Some of the most meaningful gifts include handwritten notes and the gift of time with parents

Kelly Wallace | 12/19/2013, 6 a.m.
Every year I tell myself the same thing: Next year will be different.
Carmen Jones-Weaks said her 10-year-old daughter has plenty of things from skateboards to video games to Barbies but says her favorite possession of all is her laptop. That led Jones-Weaks to come up with the idea of the gift of classes to Black Girls Code, an organization designed to expose young and preteen girls of color to technology and computer programming. CNN

— Every year I tell myself the same thing: Next year will be different.

After buying gifts for my girls for each of the eight nights of Hanukkah plus Hanukkah and Christmas presents respectively for my nieces and nephews on each side of the family, I find myself wondering whether any of them really needed another toy or more sports equipment or even a gift card.

I always end up wishing I gave them a gift that they would really remember, something that showed them how to give back, something that sent them a message.

Thankfully, this year, I'm at least thinking about the concept before the holiday season is completely over and taking some action.

While reporting for a story a few months ago on what we can do to end our kids' cell phone addition, I learned about "Be Present" boxes -- small, wooden, carefully crafted boxes made by a woodworker in Austin, Texas, with simple directions about how to pack away your smartphone and be more in the moment with your family.

I bought three and gave them to my mother-in-law and sisters-in-law, and now I'm buying some for other members of my family. Shhh, don't tell them!

At the same time, I'm incredibly inspired by other unusual ideas that moms around the country, many of whom I know personally or professionally, shared in response to this question: What can parents do when they want to give more this holiday season?

Giving back

Beth Engelman, co-founder of the site Mommy on a Shoestring, decided to do something different this year with her 7-year-old son, Jackson.

They adopted a classroom in downtown Chicago along with other families and were responsible for buying gifts for one boy and one girl, both second-graders like Jackson.

"Buying gifts for these kids who asked for shoes, clothes and an Easy Bake Oven meant more to me and Jackson than anything we could buy for ourselves," said Engelman, who's a single mom.

"Jackson loved picking out the clothes and toys for the kids, and he felt so happy knowing we were making someone else's holiday special."

When Cathy Futrowsky's girls, now 11 and 13, were younger, she asked them to pick out eight (or more) of their things to give away during Hanukkah -- "nice things that were still in good shape but which they had outgrown or in which they lost interest."

"We were trying to teach them about sharing with others, charity and the more mundane idea of cleaning out what you don't need anymore, and learning what to do without versus keeping things with sentimental value," said the Silver Spring, Maryland, mom.

Giving time

Giving to others, moms say, is a wonderful gift to give kids; so is giving them the gift of time with mom and dad.

Tish Howard, a newly retired elementary school principal, wanted to find a way to reciprocate for all the kindness and gifts she received during the holidays from her students.

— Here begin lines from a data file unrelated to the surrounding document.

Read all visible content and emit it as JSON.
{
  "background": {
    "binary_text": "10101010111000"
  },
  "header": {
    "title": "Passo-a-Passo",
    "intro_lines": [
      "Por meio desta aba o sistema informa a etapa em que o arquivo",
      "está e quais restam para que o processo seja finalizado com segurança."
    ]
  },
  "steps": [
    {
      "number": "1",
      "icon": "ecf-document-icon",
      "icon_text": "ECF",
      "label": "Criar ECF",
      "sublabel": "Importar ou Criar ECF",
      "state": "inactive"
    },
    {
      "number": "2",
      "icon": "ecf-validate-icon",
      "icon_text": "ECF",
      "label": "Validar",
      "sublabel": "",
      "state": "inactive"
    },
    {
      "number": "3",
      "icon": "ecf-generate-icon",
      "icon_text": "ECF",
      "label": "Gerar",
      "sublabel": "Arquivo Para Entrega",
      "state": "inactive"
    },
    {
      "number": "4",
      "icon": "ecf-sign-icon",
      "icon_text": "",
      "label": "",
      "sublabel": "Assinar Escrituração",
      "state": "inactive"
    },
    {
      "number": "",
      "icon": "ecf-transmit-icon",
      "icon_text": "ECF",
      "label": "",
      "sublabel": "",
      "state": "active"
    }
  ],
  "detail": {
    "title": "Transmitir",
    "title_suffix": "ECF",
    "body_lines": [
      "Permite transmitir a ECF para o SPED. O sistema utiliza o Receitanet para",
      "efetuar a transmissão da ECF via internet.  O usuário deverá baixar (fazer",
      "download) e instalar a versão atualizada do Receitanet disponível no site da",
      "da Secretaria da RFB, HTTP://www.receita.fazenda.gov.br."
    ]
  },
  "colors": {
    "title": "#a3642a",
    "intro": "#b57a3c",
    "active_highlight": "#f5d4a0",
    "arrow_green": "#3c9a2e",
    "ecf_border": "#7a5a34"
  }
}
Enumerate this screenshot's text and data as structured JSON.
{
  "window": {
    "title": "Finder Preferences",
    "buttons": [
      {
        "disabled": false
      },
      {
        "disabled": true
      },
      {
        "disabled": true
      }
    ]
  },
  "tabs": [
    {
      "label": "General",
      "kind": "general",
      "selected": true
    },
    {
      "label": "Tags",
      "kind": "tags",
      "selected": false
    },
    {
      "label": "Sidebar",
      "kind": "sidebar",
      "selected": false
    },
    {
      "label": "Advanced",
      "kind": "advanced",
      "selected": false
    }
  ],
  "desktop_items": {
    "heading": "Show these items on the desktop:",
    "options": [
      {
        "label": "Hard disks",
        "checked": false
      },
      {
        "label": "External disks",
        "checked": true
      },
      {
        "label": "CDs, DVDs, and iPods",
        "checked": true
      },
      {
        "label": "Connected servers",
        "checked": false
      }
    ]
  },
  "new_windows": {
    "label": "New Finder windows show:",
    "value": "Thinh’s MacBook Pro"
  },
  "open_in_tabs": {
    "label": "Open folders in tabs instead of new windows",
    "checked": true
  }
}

Four years ago, she came up with the idea to make three "gift" cards for each classroom -- each classroom would be entitled to 45 minutes of her time, which could be spent reading to them, sitting with them during lunch or talking a walk off campus.